• WORK REQUIRED: The answer should be one number, the count of lines in the data with "level".
DATA FOR THE TASK: Begin
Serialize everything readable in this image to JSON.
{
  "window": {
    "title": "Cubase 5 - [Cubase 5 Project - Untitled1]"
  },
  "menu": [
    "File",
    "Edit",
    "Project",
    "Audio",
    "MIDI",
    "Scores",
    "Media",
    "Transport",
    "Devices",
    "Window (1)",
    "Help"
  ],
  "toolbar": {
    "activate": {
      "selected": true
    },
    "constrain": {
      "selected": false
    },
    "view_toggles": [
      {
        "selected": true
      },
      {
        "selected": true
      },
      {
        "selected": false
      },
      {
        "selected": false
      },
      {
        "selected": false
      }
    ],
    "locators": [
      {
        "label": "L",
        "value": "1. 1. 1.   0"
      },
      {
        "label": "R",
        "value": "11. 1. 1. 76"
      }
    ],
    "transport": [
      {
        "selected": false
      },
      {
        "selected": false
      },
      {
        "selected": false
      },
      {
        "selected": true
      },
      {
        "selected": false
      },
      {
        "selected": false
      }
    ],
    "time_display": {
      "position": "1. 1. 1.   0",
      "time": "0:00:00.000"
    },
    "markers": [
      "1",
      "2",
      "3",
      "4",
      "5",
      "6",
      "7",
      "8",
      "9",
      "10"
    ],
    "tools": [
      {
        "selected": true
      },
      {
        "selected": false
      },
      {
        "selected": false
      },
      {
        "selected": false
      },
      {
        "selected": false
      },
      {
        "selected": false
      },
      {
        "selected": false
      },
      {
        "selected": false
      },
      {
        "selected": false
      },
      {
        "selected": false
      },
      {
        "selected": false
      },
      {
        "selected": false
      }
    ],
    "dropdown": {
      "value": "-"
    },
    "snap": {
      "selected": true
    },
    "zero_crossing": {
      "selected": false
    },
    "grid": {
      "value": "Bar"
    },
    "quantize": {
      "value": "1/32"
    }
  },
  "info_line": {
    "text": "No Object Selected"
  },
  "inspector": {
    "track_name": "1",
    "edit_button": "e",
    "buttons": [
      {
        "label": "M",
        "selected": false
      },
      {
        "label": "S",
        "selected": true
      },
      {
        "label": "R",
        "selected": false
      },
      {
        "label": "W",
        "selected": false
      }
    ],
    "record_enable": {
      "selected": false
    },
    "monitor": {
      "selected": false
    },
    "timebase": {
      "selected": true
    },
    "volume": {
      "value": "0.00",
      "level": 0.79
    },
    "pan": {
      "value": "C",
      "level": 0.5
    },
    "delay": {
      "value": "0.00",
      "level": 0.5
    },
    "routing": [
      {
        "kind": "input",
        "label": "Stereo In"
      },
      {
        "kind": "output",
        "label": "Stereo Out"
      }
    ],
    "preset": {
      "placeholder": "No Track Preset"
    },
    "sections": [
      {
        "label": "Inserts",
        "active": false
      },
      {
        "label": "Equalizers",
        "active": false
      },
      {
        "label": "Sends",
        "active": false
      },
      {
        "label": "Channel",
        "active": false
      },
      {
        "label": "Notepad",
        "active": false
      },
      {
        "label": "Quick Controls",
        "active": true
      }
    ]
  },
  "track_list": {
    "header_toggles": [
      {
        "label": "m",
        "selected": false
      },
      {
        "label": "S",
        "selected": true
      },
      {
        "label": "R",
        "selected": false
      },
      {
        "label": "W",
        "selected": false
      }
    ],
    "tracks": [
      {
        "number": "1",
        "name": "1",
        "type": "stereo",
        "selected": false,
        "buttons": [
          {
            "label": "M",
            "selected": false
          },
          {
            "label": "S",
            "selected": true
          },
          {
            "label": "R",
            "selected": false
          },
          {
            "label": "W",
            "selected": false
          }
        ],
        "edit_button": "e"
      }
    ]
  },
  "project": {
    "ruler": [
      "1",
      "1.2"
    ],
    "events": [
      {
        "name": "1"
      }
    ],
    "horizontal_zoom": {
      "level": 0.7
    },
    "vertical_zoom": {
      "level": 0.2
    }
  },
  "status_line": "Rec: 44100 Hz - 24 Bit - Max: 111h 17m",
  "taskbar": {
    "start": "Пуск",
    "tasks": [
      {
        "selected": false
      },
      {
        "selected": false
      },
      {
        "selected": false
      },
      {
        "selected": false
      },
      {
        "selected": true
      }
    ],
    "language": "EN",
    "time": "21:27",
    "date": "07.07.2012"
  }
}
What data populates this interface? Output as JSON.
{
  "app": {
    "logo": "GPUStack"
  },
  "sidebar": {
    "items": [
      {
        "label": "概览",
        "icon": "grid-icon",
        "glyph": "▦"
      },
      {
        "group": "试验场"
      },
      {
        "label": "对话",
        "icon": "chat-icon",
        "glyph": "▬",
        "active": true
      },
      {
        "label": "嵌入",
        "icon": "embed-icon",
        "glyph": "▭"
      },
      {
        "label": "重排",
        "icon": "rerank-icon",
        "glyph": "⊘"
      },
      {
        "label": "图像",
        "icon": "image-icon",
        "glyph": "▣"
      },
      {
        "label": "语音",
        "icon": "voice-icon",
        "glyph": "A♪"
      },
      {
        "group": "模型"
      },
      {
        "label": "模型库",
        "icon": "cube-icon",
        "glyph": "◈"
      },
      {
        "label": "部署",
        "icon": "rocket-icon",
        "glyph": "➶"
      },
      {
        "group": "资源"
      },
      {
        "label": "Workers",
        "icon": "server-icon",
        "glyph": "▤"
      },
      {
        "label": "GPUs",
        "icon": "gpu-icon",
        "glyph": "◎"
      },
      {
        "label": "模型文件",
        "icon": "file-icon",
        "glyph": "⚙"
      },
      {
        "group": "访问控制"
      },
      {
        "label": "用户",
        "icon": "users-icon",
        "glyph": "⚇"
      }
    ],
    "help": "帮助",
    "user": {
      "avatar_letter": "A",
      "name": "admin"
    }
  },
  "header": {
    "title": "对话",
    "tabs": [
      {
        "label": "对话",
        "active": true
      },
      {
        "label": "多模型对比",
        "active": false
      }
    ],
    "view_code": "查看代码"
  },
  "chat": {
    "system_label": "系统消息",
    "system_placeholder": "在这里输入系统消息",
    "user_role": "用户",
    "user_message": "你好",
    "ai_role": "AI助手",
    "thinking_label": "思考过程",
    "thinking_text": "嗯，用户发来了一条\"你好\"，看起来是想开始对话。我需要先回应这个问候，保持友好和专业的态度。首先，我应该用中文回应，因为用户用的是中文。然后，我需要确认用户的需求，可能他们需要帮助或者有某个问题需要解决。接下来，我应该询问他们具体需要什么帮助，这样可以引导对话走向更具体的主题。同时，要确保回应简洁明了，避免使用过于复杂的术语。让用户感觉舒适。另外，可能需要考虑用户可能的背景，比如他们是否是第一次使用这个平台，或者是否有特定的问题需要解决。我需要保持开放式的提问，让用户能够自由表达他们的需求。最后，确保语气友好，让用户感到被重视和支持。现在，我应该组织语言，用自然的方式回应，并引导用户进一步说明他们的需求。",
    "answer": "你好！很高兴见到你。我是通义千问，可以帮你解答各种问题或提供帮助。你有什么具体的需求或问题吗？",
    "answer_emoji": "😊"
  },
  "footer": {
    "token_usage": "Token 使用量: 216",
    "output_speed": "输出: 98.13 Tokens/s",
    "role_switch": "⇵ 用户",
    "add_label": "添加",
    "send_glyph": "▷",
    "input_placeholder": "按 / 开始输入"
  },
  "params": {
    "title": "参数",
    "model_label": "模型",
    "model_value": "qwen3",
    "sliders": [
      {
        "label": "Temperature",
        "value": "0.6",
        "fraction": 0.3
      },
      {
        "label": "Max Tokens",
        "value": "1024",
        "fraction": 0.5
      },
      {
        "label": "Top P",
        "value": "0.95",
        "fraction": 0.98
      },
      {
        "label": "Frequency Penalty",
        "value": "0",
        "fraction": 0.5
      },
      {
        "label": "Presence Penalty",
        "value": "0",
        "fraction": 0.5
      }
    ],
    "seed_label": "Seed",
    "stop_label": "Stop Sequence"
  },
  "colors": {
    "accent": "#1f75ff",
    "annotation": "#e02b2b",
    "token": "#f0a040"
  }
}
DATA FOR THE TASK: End
• RESULT: 5